On her list
This is a collaborative piece
Text: Chayanika Priyam
Illustration: Monjira Sen
It began on the day that I had ticked off an entry on my own bucket list.
Learning to play an instrument was never on my wish list. But once I learned to play the santoor — performing for an audience that was forgiving of an amateur’s first-attempts and perhaps even supportive of it, was accorded a number on my list.
That evening, the audience was just that. I had played for a small circle of family, friends, and mentors at my university. The tunes of raag kalyan, an evening raaga, initially tumbled, but as it progressed lithely toward its crescendo pitch, I felt at ease with my own body and mind. The melody gradually danced its way with only a few mumbles of it left to be satiated by everyone.
As I reached home, my mind was still tingling from the performance. I slumped in my couch to soak it all in. The sense of quiet confidence that one feels after a performance, an act, comes with a wish to do it all over again— next time with more ease. Perhaps that’s why reprises somehow feel more relaxed and nonconforming.

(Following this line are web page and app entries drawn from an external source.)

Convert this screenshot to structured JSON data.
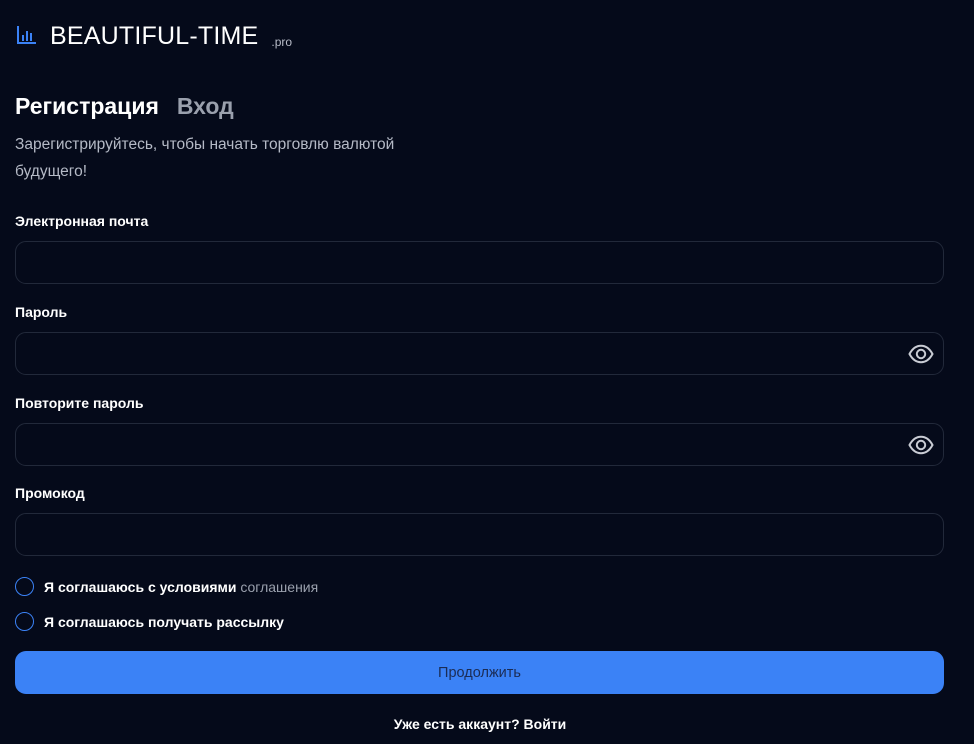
{
  "brand": {
    "name": "BEAUTIFUL-TIME",
    "suffix": ".pro",
    "icon": "bar-chart-icon",
    "accent": "#3b82f6"
  },
  "tabs": [
    {
      "label": "Регистрация",
      "active": true
    },
    {
      "label": "Вход",
      "active": false
    }
  ],
  "subtitle": "Зарегистрируйтесь, чтобы начать торговлю валютой будущего!",
  "form": {
    "email": {
      "label": "Электронная почта",
      "value": "",
      "placeholder": ""
    },
    "password": {
      "label": "Пароль",
      "value": "",
      "placeholder": "",
      "icon": "eye-icon"
    },
    "repeat_password": {
      "label": "Повторите пароль",
      "value": "",
      "placeholder": "",
      "icon": "eye-icon"
    },
    "promo": {
      "label": "Промокод",
      "value": "",
      "placeholder": ""
    }
  },
  "agreements": {
    "terms_prefix": "Я соглашаюсь с условиями",
    "terms_link": "соглашения",
    "terms_checked": false,
    "newsletter": "Я соглашаюсь получать рассылку",
    "newsletter_checked": false
  },
  "continue_label": "Продолжить",
  "footer": {
    "question": "Уже есть аккаунт?",
    "login_link": "Войти"
  },
  "colors": {
    "background": "#050a1a",
    "field_border": "#22293a",
    "muted_text": "#9aa0ad",
    "button": "#3b82f6"
  }
}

I decided to make a routine out of playing the instrument, mentally shifting it out of my bucket list, even as i'd just checked it off it, and settling it comfortably into my to-do list.
I was still mulling over the details of the evening, when a familiar smell excited my olfactory metre. The essence of a potful of kheer tempered with some saffron wafted through the kitchen doors and into our squared rooms. This time too Ma had prepared her special kheer, as a way of expressing her joy and excitement for me. Per her records, second-helpings of the dish cemented our appreciation of it. As I was digging into some of it, she burst into the room, her shriek before her.
“This day has been brilliant!" Ma exclaimed. "First, your performance and now your sister has got through her dream medical college!"
She pushed me to wish my sister instantly.
"You don’t want to be the tenth person in the family doing that, don’t lose your sheen,” She added, hurrying back out of the room. It was a relief to know that my mother had such abysmally low standards for the preservation of my sheen. I smiled to myself as the added jubilation inconspicuously shifted the pace of the day.
I got on the phone with my sister, congratulated her. And within the next hour, my mother and I were making arrangements to surprise my father and sister lodging in Chennai, a three hour flight away. The next morning, on the way to the airport, my mother who was more chattersome than usual, revealed that she had never been to Chennai before. She only knew of the sarees, the beaches, and of course the filter kaapi, from her back-in-the-day neighbours.
She spoke about it as if she were reading it off a list lodged deep, deep in her memory.
Once in the southern city, swell with the stickiness of the visiting monsoons, we made our way to my father and sister, who casually slipped in conversation that they were gorging on buttas at a beach near their hotel.
Luckily for us, like a sequence in a movie, we found my father and sister perched on a slope slanting towards the sea. The moment of surprise arrived, was rejoiced at, and noted to memory. It was in the midst of those pencil-thin passing of seconds that my mother told me about her long-held wish to see the sea. She told me about the poems she would write from her window-facing desk in her father’s house in Assam, surrounded by the lush of tea gardens, the low hum of crickets and the farway hoot of the passing train. The same ones she scribbled for her family, her friends and herself. Among them, one, that was an ode to the sea and its temper. That evening at a beach in chennai, was her living her poem, she told me. Bringing to life, a desire penned years ago, made her nostalgic and perhaps even hopeful of all that the future could hold.
As our toes seeped into the grainy chest of the earth, we looked out to the sea, its vastness, its cover. The light from the fading sky played on its particles, as if playing the piano with its long, lit fingers. As rays bounced off the surface, it illuminated and dazzled the waters in a gleeful twirl, one that warmed the sight for my mother who stood facing the sea with a tender child-like smile. She dipped her feet in the waters for what seemed like the entire duration of a fading sunset. As the last of the light glowed, she went around collecting sea-shells. For all of the years I’ve known her as my mother, at that moment, she really was the girl with sea-shells at the seashore.
There have always also been, on my bucket list, the usual suspects— backpacking, scuba-diving, skinny dipping and the works. I have, gladly, enthusiastically, at times nervously and anxiously ticked off several of these. One of these, just the evening before.
But being a part of someone else’s bucket list, being there to fulfil something on another’s list, as it transpired, was much like sharing a recipe and preparing a meal together: Doubling on the fun, even when all you did was chop the vegetables, to perfect little uneven pieces.
Just like our modest company by the sea for Ma.
Chayanika Priyam is a PhD candidate at the Jawaharlal Nehru University, New Delhi. It is only when she has to start writing her thesis, do poems and words flow from the keys of her keyboards, unceasingly.
Monjira Sen is a music enthusiast, movie buff and is currently studying graphic design in Ahmedabad. Words are her muse and caffeine and rainy days keep her going. She hopes to one day, run her own cafe by the beach.